> Required action
What lines below hold the string "Functions"? Copy them all.

++++ Data for this exercise

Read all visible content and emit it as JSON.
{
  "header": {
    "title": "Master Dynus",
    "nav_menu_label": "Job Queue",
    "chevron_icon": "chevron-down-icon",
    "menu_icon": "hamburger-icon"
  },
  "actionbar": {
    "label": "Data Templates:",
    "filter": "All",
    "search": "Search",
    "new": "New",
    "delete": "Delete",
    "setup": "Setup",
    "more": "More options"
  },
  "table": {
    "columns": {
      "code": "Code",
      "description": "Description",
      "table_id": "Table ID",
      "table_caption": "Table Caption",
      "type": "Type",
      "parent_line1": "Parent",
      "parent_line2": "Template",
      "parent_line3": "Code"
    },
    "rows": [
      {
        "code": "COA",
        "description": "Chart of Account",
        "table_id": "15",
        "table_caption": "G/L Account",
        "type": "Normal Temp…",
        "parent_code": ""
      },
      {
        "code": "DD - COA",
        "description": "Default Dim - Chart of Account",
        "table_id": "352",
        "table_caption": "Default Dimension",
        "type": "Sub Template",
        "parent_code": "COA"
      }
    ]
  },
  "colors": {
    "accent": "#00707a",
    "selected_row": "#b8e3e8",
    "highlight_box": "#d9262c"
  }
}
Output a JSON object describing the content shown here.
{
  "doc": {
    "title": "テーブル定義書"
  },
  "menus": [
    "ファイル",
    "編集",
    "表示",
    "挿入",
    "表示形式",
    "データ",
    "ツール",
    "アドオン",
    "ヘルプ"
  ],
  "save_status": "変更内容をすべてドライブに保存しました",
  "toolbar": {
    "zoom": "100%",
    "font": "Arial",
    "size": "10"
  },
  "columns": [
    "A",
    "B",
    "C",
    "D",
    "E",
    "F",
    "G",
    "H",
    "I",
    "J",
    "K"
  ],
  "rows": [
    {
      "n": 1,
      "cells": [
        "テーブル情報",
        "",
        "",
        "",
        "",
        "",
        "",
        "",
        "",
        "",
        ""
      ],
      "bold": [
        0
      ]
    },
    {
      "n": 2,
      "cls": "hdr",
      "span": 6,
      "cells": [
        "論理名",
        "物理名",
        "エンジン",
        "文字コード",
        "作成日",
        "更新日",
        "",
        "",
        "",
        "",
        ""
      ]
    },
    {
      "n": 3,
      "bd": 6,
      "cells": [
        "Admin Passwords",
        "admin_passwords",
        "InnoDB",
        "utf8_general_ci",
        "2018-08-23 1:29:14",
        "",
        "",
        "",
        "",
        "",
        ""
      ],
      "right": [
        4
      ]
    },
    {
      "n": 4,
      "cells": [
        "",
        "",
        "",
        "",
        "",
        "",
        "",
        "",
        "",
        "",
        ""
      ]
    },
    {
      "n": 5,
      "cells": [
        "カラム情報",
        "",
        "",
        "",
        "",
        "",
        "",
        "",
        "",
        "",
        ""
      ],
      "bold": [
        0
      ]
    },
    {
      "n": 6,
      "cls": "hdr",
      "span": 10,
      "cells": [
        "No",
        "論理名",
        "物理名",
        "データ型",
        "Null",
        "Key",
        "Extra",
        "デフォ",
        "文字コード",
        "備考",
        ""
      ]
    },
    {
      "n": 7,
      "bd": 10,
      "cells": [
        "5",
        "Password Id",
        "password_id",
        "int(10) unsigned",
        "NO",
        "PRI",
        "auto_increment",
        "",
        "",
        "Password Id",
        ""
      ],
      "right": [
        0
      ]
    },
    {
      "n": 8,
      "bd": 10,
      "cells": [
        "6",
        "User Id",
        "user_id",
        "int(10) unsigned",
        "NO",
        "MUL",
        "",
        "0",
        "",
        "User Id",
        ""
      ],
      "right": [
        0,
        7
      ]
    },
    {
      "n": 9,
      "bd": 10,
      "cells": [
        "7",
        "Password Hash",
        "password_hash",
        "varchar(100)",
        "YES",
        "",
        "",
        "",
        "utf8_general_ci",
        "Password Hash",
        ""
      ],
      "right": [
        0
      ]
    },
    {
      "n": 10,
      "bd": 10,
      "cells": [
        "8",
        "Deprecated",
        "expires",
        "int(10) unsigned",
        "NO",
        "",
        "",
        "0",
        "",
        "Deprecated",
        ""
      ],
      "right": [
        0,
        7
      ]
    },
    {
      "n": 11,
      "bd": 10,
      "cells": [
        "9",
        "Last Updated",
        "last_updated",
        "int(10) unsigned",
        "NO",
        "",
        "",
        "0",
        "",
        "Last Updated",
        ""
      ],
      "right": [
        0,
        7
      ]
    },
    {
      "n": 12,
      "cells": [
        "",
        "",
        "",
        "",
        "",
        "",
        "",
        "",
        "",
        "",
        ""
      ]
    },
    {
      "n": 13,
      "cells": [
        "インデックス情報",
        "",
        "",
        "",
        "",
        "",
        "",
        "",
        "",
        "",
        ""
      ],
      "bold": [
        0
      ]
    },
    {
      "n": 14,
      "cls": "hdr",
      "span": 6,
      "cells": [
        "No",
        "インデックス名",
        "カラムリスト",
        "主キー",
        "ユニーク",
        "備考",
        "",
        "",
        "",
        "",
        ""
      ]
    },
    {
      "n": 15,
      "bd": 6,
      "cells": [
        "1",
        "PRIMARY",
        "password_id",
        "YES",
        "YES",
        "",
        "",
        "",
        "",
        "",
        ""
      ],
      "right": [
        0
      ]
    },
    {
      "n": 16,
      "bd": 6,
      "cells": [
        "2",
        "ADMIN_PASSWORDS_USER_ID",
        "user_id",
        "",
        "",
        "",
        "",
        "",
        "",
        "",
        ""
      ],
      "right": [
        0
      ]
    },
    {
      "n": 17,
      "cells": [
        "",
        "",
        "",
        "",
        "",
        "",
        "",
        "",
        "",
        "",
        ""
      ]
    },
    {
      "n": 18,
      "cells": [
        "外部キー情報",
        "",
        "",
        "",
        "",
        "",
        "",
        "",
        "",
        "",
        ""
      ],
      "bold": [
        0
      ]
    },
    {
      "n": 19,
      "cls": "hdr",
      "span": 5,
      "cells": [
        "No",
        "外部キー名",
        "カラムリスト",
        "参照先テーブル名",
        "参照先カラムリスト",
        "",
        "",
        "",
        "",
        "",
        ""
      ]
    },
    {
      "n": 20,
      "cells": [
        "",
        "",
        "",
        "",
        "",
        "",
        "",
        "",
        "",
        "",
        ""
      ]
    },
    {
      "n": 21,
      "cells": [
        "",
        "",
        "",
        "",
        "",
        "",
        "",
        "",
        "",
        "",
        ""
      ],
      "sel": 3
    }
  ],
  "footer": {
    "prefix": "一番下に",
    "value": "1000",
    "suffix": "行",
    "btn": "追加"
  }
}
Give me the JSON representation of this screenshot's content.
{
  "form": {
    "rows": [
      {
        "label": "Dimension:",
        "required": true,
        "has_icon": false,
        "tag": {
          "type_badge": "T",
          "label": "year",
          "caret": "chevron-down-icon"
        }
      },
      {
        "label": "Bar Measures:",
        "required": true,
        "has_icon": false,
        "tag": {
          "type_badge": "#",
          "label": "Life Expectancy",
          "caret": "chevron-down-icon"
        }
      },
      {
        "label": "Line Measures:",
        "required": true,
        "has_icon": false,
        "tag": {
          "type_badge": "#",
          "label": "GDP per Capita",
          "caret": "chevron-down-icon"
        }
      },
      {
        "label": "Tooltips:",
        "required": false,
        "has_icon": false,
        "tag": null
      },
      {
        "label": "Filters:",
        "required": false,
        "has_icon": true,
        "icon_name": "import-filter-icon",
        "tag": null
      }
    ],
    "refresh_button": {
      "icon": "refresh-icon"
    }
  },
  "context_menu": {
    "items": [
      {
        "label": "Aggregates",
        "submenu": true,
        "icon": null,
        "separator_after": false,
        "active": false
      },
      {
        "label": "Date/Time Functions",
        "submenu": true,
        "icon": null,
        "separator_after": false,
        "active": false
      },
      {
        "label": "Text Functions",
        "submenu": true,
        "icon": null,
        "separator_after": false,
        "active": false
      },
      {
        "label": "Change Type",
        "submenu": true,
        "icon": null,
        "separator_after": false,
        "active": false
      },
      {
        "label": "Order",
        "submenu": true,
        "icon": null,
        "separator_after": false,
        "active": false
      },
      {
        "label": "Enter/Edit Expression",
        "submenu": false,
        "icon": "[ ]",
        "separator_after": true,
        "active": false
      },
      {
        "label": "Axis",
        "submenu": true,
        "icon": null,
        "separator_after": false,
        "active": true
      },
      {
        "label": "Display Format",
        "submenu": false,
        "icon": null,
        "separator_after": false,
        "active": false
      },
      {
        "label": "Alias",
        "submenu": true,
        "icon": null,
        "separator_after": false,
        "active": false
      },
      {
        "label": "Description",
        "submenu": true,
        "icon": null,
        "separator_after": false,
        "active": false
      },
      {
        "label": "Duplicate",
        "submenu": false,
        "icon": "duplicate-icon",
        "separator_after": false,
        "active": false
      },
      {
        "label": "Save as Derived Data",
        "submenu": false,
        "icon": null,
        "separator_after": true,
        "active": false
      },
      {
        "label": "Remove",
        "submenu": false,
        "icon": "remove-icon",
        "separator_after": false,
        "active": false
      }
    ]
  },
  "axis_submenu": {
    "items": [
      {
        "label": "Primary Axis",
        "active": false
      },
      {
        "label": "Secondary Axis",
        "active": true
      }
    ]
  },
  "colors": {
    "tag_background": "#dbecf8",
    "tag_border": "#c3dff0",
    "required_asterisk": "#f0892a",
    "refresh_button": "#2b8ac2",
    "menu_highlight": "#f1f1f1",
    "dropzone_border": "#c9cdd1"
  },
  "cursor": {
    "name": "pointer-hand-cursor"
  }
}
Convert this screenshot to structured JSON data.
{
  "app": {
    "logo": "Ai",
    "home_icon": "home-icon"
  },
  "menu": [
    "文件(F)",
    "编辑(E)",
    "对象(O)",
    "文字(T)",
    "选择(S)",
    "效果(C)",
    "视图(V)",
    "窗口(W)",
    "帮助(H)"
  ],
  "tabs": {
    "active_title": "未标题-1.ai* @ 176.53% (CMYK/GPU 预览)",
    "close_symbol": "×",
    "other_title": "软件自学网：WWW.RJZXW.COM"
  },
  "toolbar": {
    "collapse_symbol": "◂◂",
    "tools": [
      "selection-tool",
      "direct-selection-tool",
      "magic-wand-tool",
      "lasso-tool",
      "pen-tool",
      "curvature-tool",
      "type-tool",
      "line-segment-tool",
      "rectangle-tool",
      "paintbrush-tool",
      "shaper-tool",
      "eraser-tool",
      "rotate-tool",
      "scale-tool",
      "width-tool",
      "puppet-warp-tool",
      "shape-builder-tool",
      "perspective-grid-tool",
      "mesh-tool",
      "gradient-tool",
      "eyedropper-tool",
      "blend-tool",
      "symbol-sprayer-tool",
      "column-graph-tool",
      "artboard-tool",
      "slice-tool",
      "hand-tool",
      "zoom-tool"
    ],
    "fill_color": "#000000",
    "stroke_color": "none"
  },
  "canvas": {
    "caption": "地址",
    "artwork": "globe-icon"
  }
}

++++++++

> Answer
        "label": "Date/Time Functions",
        "label": "Text Functions",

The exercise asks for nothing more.